Former Massachusetts Governor Deval Patrick said he was put off by Julian Castro'sduring Thursday night's debate, saying he "groaned" while watching the events unfold. During a particularly tense exchange between the candidates on health care, Castro accused Biden of contradicting himself and asked whether the former vice president's memory was failing him.
"It was unnecessary," Patrick told "CBS This Morning" on Friday. "There are differences in how the candidates view their policy choices and their policy proposals and that is all fare game, but it doesn't have to be trivialized." Castro since defended his comment, saying he wasn't criticizing Biden's memory or age but rather his health care plan.
Patrick, who now serves as a political contributor for CBS News, said that candidates should be able to voice their differences "the way we do in regular conversation with people we respect."
"What we have to do is project a politics that says we don't have to agree on everything before we work together on anything," he said.
That sense of divisiveness is exactly what led Patrick to bow out of joining the packed 2020 presidential field after being encouraged by several former Obama administration members to run. Patrick last year cited the potential of the "cruelty of our elections process" impacting himself and those around him as grounds for stepping aside.
The Democrat said in his eyes, all candidates "had their moments." He said that Biden starting out the evening "really strong" but that the former VP tends to "take umbrage" when pressed on policy and challenged by his opponents.
"He has such a long record it's obvious where he stands on a given policy issue and I think there's some sort of practice he has to get back into of just relaxing when he's challenged because that's part of it," Patrick said.

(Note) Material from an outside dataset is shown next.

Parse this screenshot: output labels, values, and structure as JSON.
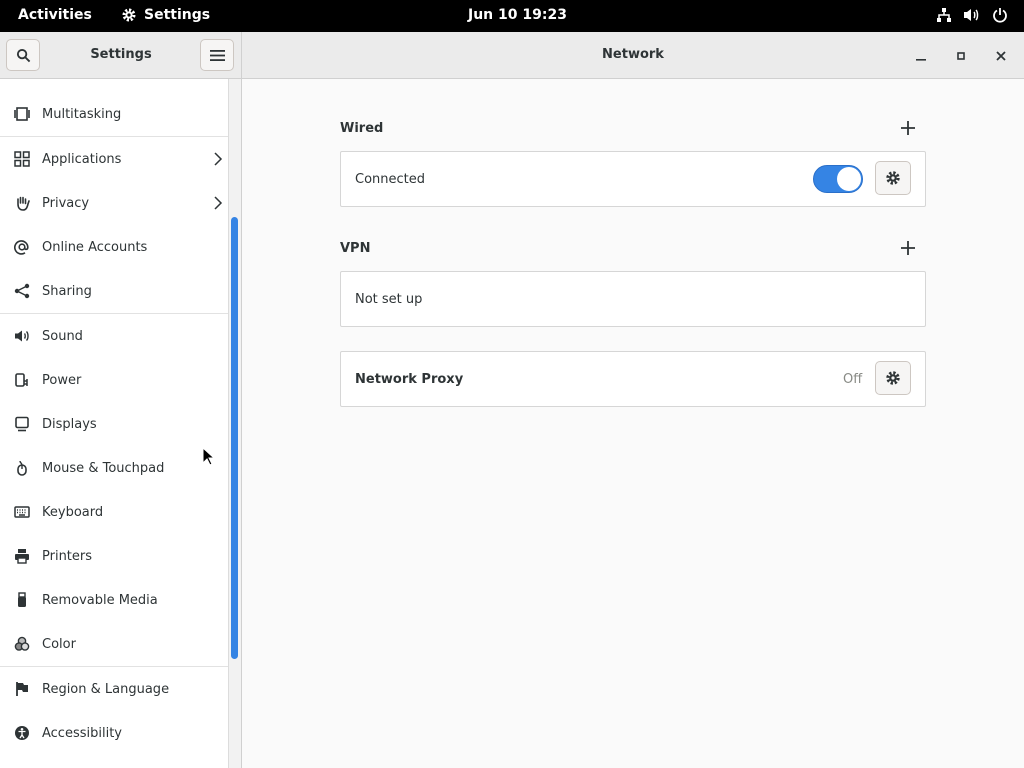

As the candidates move onto work to get onto the fourth debate stage in October, Patrick says the Democratic 2020 hopefuls should not exclusively focus on President Trump.
"[It] can't be the sole reason and objective of the Democratic party to unseat him," Patrick implored. "We have to start talking about what comes after a successful democratic campaign. What is our vision for how we serve not just the people who voted for Democrats but for everybody."